_EXERCISE DIRECTIONS:_ Wherever the word "Shift" appears in a line of the records, copy that line.

(SOURCE DATA)

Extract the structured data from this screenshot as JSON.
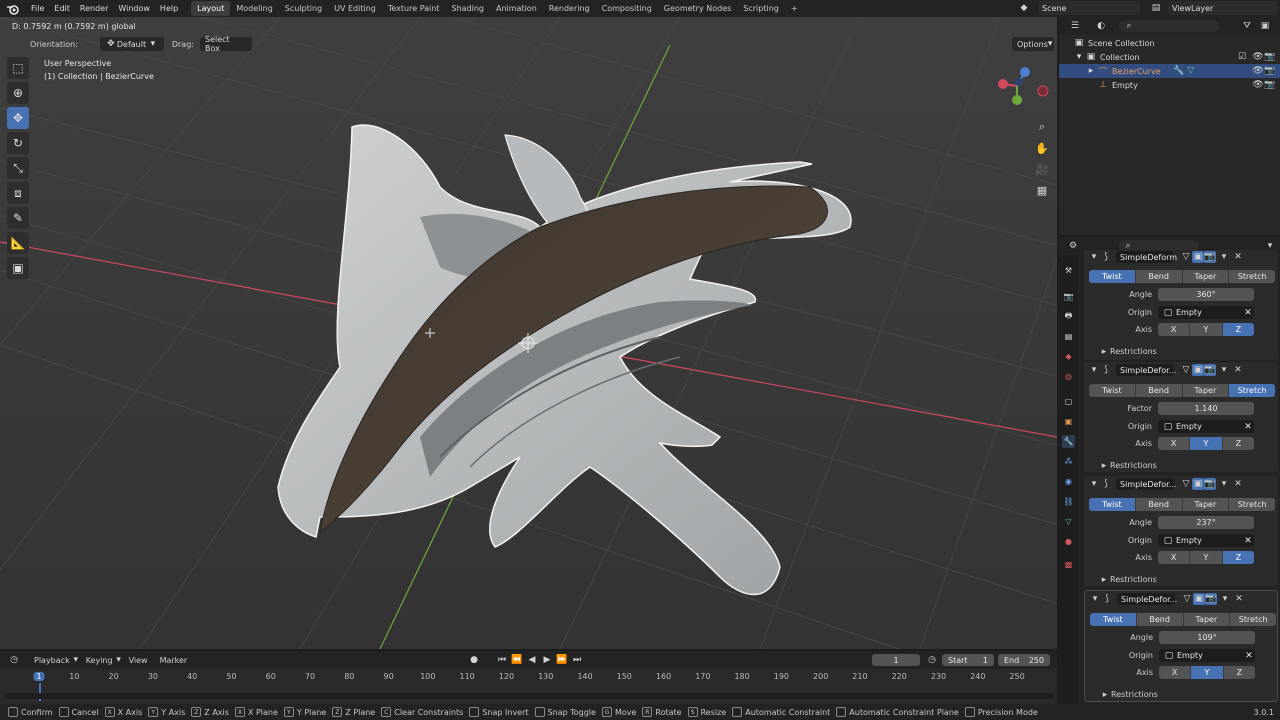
{
  "menu": [
    "File",
    "Edit",
    "Render",
    "Window",
    "Help"
  ],
  "workspaces": [
    {
      "label": "Layout",
      "active": true
    },
    {
      "label": "Modeling",
      "active": false
    },
    {
      "label": "Sculpting",
      "active": false
    },
    {
      "label": "UV Editing",
      "active": false
    },
    {
      "label": "Texture Paint",
      "active": false
    },
    {
      "label": "Shading",
      "active": false
    },
    {
      "label": "Animation",
      "active": false
    },
    {
      "label": "Rendering",
      "active": false
    },
    {
      "label": "Compositing",
      "active": false
    },
    {
      "label": "Geometry Nodes",
      "active": false
    },
    {
      "label": "Scripting",
      "active": false
    }
  ],
  "add_tab": "+",
  "scene_name": "Scene",
  "view_layer": "ViewLayer",
  "viewport": {
    "status_text": "D: 0.7592 m (0.7592 m) global",
    "orientation_label": "Orientation:",
    "orientation_value": "Default",
    "drag_label": "Drag:",
    "drag_value": "Select Box",
    "options": "Options",
    "view_name": "User Perspective",
    "collection_info": "(1) Collection | BezierCurve"
  },
  "outliner": {
    "rows": [
      "Scene Collection",
      "Collection",
      "BezierCurve",
      "Empty"
    ]
  },
  "properties": {
    "modifiers": [
      {
        "name": "SimpleDeform",
        "mode": "Twist",
        "param_label": "Angle",
        "param_value": "360°",
        "origin": "Empty",
        "axis": "Z"
      },
      {
        "name": "SimpleDefor...",
        "mode": "Stretch",
        "param_label": "Factor",
        "param_value": "1.140",
        "origin": "Empty",
        "axis": "Y"
      },
      {
        "name": "SimpleDefor...",
        "mode": "Twist",
        "param_label": "Angle",
        "param_value": "237°",
        "origin": "Empty",
        "axis": "Z"
      },
      {
        "name": "SimpleDefor...",
        "mode": "Twist",
        "param_label": "Angle",
        "param_value": "109°",
        "origin": "Empty",
        "axis": "Y"
      }
    ],
    "modes": [
      "Twist",
      "Bend",
      "Taper",
      "Stretch"
    ],
    "axes": [
      "X",
      "Y",
      "Z"
    ],
    "origin_label": "Origin",
    "axis_label": "Axis",
    "restrictions": "Restrictions"
  },
  "timeline": {
    "menus": [
      "Playback",
      "Keying",
      "View",
      "Marker"
    ],
    "current_frame": "1",
    "start_label": "Start",
    "start_value": "1",
    "end_label": "End",
    "end_value": "250",
    "ruler": [
      "1",
      "10",
      "20",
      "30",
      "40",
      "50",
      "60",
      "70",
      "80",
      "90",
      "100",
      "110",
      "120",
      "130",
      "140",
      "150",
      "160",
      "170",
      "180",
      "190",
      "200",
      "210",
      "220",
      "230",
      "240",
      "250"
    ]
  },
  "statusbar": {
    "items": [
      {
        "key": "",
        "label": "Confirm"
      },
      {
        "key": "",
        "label": "Cancel"
      },
      {
        "key": "X",
        "label": "X Axis"
      },
      {
        "key": "Y",
        "label": "Y Axis"
      },
      {
        "key": "Z",
        "label": "Z Axis"
      },
      {
        "key": "X",
        "label": "X Plane"
      },
      {
        "key": "Y",
        "label": "Y Plane"
      },
      {
        "key": "Z",
        "label": "Z Plane"
      },
      {
        "key": "C",
        "label": "Clear Constraints"
      },
      {
        "key": "",
        "label": "Snap Invert"
      },
      {
        "key": "",
        "label": "Snap Toggle"
      },
      {
        "key": "G",
        "label": "Move"
      },
      {
        "key": "R",
        "label": "Rotate"
      },
      {
        "key": "S",
        "label": "Resize"
      },
      {
        "key": "",
        "label": "Automatic Constraint"
      },
      {
        "key": "",
        "label": "Automatic Constraint Plane"
      },
      {
        "key": "",
        "label": "Precision Mode"
      }
    ],
    "version": "3.0.1"
  },
  "colors": {
    "accent": "#4772b3",
    "selected_row": "#334d80",
    "x_axis": "#d0495e",
    "y_axis": "#6fa83c",
    "outline": "#f0f0f0"
  }
}
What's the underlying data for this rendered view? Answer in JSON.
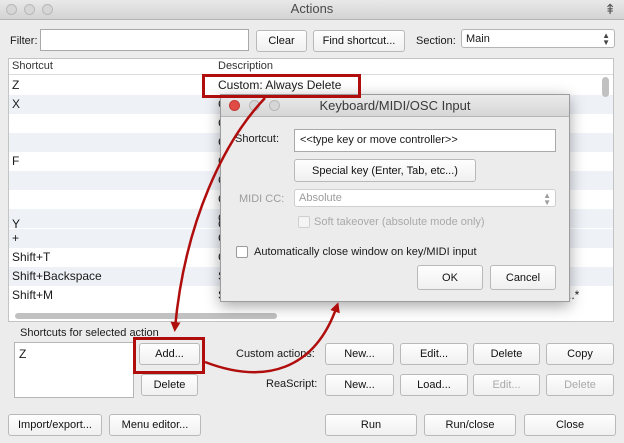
{
  "window": {
    "title": "Actions"
  },
  "filter": {
    "label": "Filter:",
    "value": "",
    "clear": "Clear",
    "find_shortcut": "Find shortcut...",
    "section_label": "Section:",
    "section_value": "Main"
  },
  "table": {
    "headers": {
      "shortcut": "Shortcut",
      "description": "Description"
    },
    "rows": [
      {
        "shortcut": "Z",
        "description": "Custom: Always Delete"
      },
      {
        "shortcut": "X",
        "description": "C"
      },
      {
        "shortcut": "",
        "description": "C"
      },
      {
        "shortcut": "",
        "description": "C"
      },
      {
        "shortcut": "F",
        "description": "C"
      },
      {
        "shortcut": "",
        "description": "C"
      },
      {
        "shortcut": "",
        "description": "C"
      },
      {
        "shortcut": "",
        "description": "C"
      },
      {
        "shortcut": "Y",
        "description": "C"
      },
      {
        "shortcut": "+",
        "description": "C"
      },
      {
        "shortcut": "Shift+T",
        "description": "C"
      },
      {
        "shortcut": "Shift+Backspace",
        "description": "S"
      },
      {
        "shortcut": "Shift+M",
        "description": "S"
      }
    ],
    "trailing_text": "..*"
  },
  "dialog": {
    "title": "Keyboard/MIDI/OSC Input",
    "shortcut_label": "Shortcut:",
    "shortcut_value": "<<type key or move controller>>",
    "special_key": "Special key (Enter, Tab, etc...)",
    "midi_cc_label": "MIDI CC:",
    "midi_cc_value": "Absolute",
    "soft_takeover": "Soft takeover (absolute mode only)",
    "auto_close": "Automatically close window on key/MIDI input",
    "ok": "OK",
    "cancel": "Cancel"
  },
  "shortcuts_section": {
    "label": "Shortcuts for selected action",
    "items": [
      "Z"
    ],
    "add": "Add...",
    "delete": "Delete"
  },
  "custom_actions": {
    "label": "Custom actions:",
    "new": "New...",
    "edit": "Edit...",
    "delete": "Delete",
    "copy": "Copy"
  },
  "reascript": {
    "label": "ReaScript:",
    "new": "New...",
    "load": "Load...",
    "edit": "Edit...",
    "delete": "Delete"
  },
  "bottom": {
    "import_export": "Import/export...",
    "menu_editor": "Menu editor...",
    "run": "Run",
    "run_close": "Run/close",
    "close": "Close"
  },
  "colors": {
    "annotation": "#b00d0d",
    "window_bg": "#ececec",
    "close_button": "#e14b45"
  },
  "icons": {
    "pin": "pin-icon",
    "dropdown": "up-down-arrows-icon"
  }
}
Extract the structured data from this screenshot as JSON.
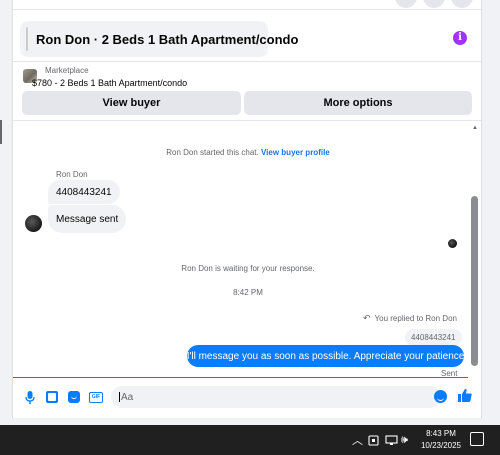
{
  "conversation": {
    "title": "Ron Don · 2 Beds 1 Bath Apartment/condo",
    "info_icon": "i"
  },
  "listing": {
    "source": "Marketplace",
    "summary": "$780 - 2 Beds 1 Bath Apartment/condo"
  },
  "actions": {
    "view_buyer": "View buyer",
    "more_options": "More options"
  },
  "messages": {
    "started_text": "Ron Don started this chat.",
    "started_link": "View buyer profile",
    "sender_name": "Ron Don",
    "incoming": [
      "4408443241",
      "Message sent"
    ],
    "waiting_text": "Ron Don is waiting for your response.",
    "timestamp": "8:42 PM",
    "replied_label": "You replied to Ron Don",
    "quoted_text": "4408443241",
    "outgoing": "I'll message you as soon as possible. Appreciate your patience",
    "status": "Sent"
  },
  "composer": {
    "placeholder": "Aa",
    "gif_label": "GIF"
  },
  "taskbar": {
    "time": "8:43 PM",
    "date": "10/23/2025"
  },
  "colors": {
    "accent": "#0a7cff",
    "info": "#a033ff"
  }
}
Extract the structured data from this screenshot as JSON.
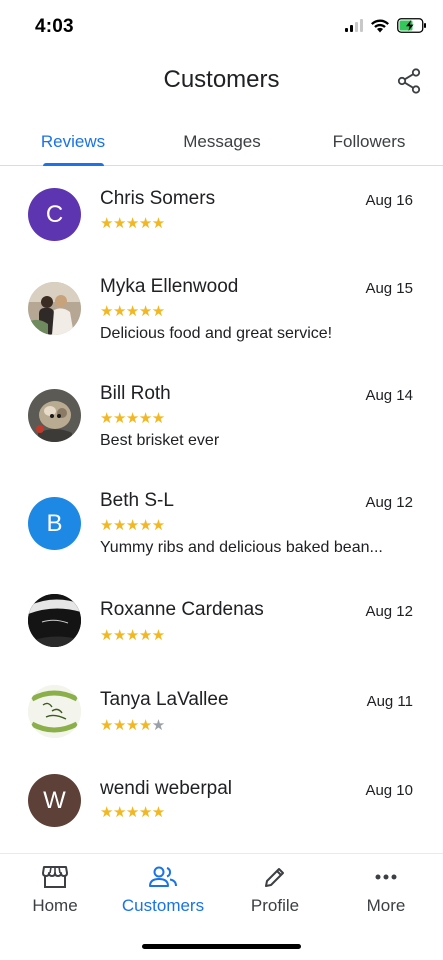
{
  "status_bar": {
    "time": "4:03"
  },
  "header": {
    "title": "Customers",
    "share_icon": "share-icon"
  },
  "tabs": [
    {
      "label": "Reviews",
      "active": true
    },
    {
      "label": "Messages",
      "active": false
    },
    {
      "label": "Followers",
      "active": false
    }
  ],
  "reviews": [
    {
      "name": "Chris Somers",
      "date": "Aug 16",
      "rating": 5,
      "comment": "",
      "avatar_initial": "C",
      "avatar_color": "#5e35b1"
    },
    {
      "name": "Myka Ellenwood",
      "date": "Aug 15",
      "rating": 5,
      "comment": "Delicious food and great service!",
      "avatar_initial": "",
      "avatar_color": "#8d7b6a"
    },
    {
      "name": "Bill Roth",
      "date": "Aug 14",
      "rating": 5,
      "comment": "Best brisket ever",
      "avatar_initial": "",
      "avatar_color": "#6e6a63"
    },
    {
      "name": "Beth S-L",
      "date": "Aug 12",
      "rating": 5,
      "comment": "Yummy ribs and delicious baked bean...",
      "avatar_initial": "B",
      "avatar_color": "#1e88e5"
    },
    {
      "name": "Roxanne Cardenas",
      "date": "Aug 12",
      "rating": 5,
      "comment": "",
      "avatar_initial": "",
      "avatar_color": "#1b1b1b"
    },
    {
      "name": "Tanya LaVallee",
      "date": "Aug 11",
      "rating": 4,
      "comment": "",
      "avatar_initial": "",
      "avatar_color": "#eef2e4"
    },
    {
      "name": "wendi weberpal",
      "date": "Aug 10",
      "rating": 5,
      "comment": "",
      "avatar_initial": "W",
      "avatar_color": "#5d4037"
    }
  ],
  "bottom_nav": [
    {
      "label": "Home",
      "icon": "storefront-icon",
      "active": false
    },
    {
      "label": "Customers",
      "icon": "people-icon",
      "active": true
    },
    {
      "label": "Profile",
      "icon": "pencil-icon",
      "active": false
    },
    {
      "label": "More",
      "icon": "more-dots-icon",
      "active": false
    }
  ],
  "colors": {
    "accent": "#1a73e8",
    "star": "#f2b824",
    "star_empty": "#9aa0a6"
  }
}
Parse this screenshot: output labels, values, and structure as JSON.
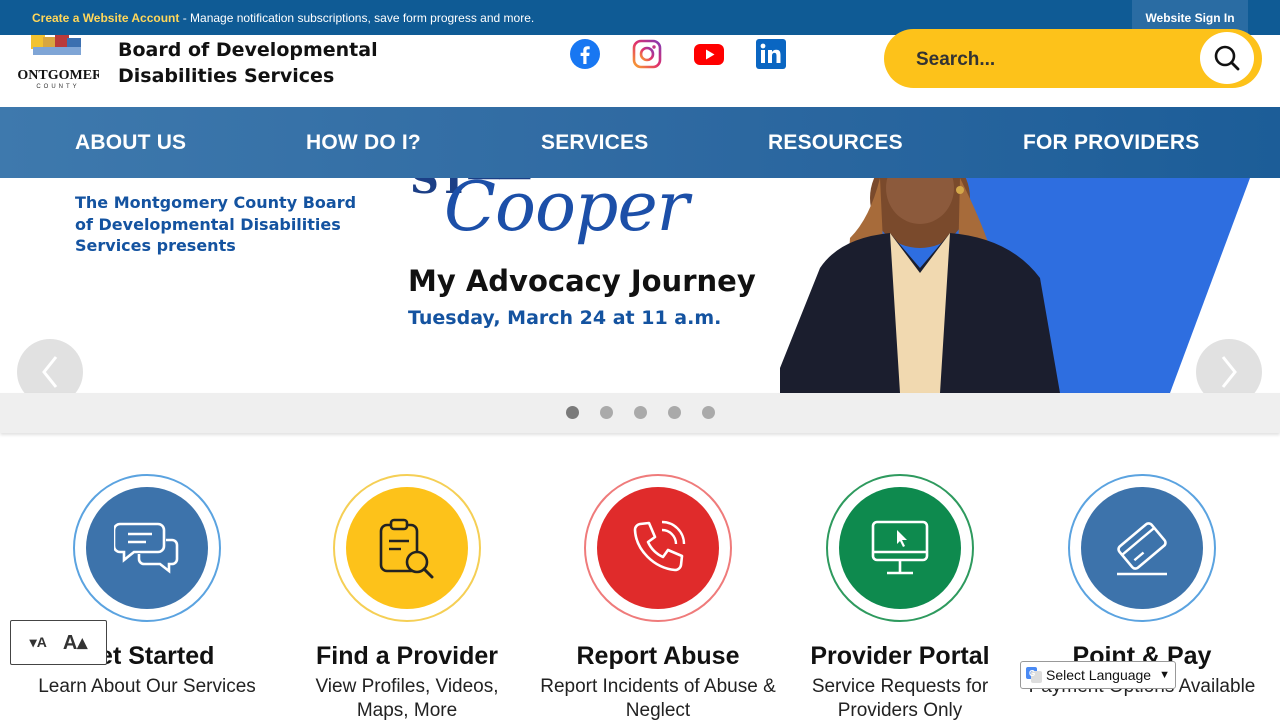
{
  "topbar": {
    "promo_link": "Create a Website Account",
    "promo_text": " - Manage notification subscriptions, save form progress and more.",
    "signin": "Website Sign In"
  },
  "header": {
    "logo_text_line1": "Board of Developmental",
    "logo_text_line2": "Disabilities Services",
    "logo_lettering": "MONTGOMERY COUNTY",
    "social": [
      "facebook-icon",
      "instagram-icon",
      "youtube-icon",
      "linkedin-icon"
    ]
  },
  "search": {
    "placeholder": "Search..."
  },
  "nav": {
    "items": [
      "ABOUT US",
      "HOW DO I?",
      "SERVICES",
      "RESOURCES",
      "FOR PROVIDERS"
    ]
  },
  "hero": {
    "intro": "The Montgomery County Board of Developmental Disabilities Services presents",
    "name_partial": "Cooper",
    "event": "My Advocacy Journey",
    "date": "Tuesday, March 24 at 11 a.m.",
    "slides": 5,
    "active_slide": 1
  },
  "tiles": [
    {
      "title": "Get Started",
      "subtitle": "Learn About Our Services",
      "icon": "chat-bubbles-icon",
      "color": "#3d73ab",
      "ring": "#5ba3e0"
    },
    {
      "title": "Find a Provider",
      "subtitle": "View Profiles, Videos, Maps, More",
      "icon": "clipboard-search-icon",
      "color": "#fdc21a",
      "ring": "#f5cf55"
    },
    {
      "title": "Report Abuse",
      "subtitle": "Report Incidents of Abuse & Neglect",
      "icon": "phone-icon",
      "color": "#e02b2b",
      "ring": "#ef7b7b"
    },
    {
      "title": "Provider Portal",
      "subtitle": "Service Requests for Providers Only",
      "icon": "monitor-cursor-icon",
      "color": "#0e8a4e",
      "ring": "#2e9a5e"
    },
    {
      "title": "Point & Pay",
      "subtitle": "Payment Options Available",
      "icon": "credit-card-icon",
      "color": "#3d73ab",
      "ring": "#5ba3e0"
    }
  ],
  "fontsize": {
    "small": "A",
    "large": "A"
  },
  "translate": {
    "label": "Select Language"
  },
  "colors": {
    "topbar": "#0f5b95",
    "nav": "#2f6aa2",
    "search": "#fdc21a",
    "hero_blue": "#1453a0"
  }
}
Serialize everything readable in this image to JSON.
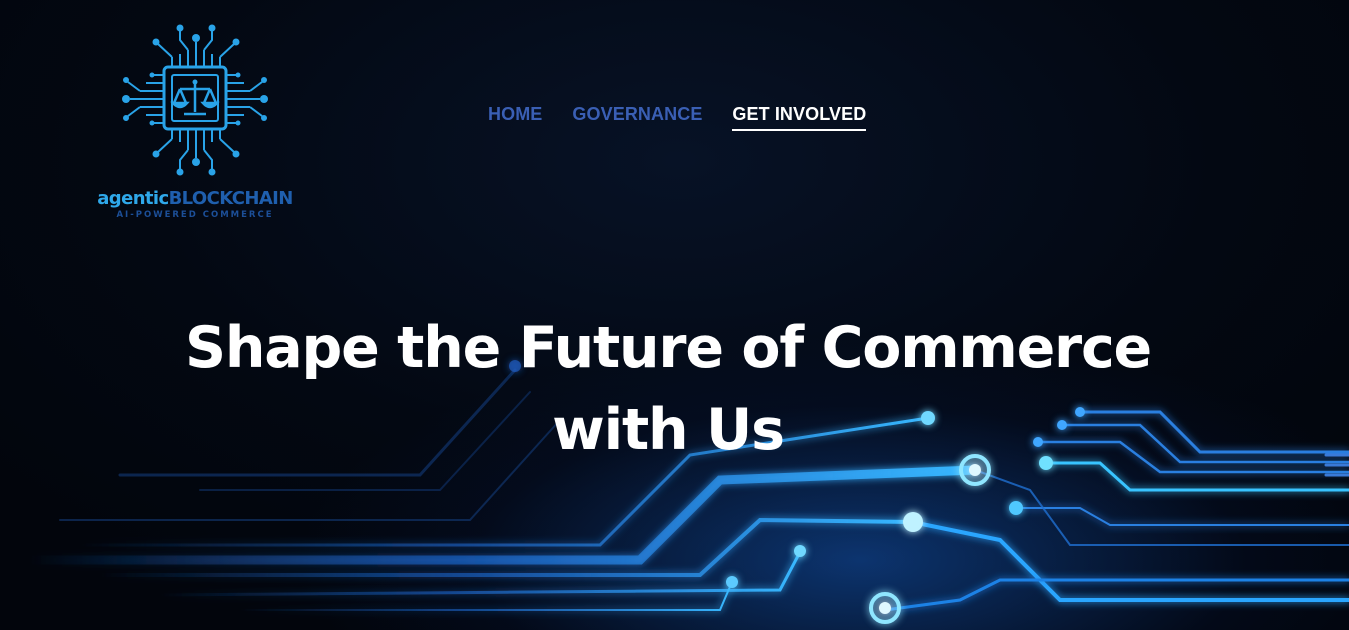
{
  "brand": {
    "name_part1": "agentic",
    "name_part2": "BLOCKCHAIN",
    "tagline": "AI-POWERED COMMERCE",
    "accent_color": "#2fa8ea"
  },
  "nav": {
    "items": [
      {
        "label": "HOME",
        "active": false
      },
      {
        "label": "GOVERNANCE",
        "active": false
      },
      {
        "label": "GET INVOLVED",
        "active": true
      }
    ]
  },
  "hero": {
    "heading": "Shape the Future of Commerce with Us"
  },
  "icons": {
    "logo": "scales-of-justice-chip-icon",
    "background": "circuit-traces-illustration"
  }
}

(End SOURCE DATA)

_ANSWER BOX:_
        "shortcut": "Shift+T",
        "shortcut": "Shift+Backspace",
        "shortcut": "Shift+M",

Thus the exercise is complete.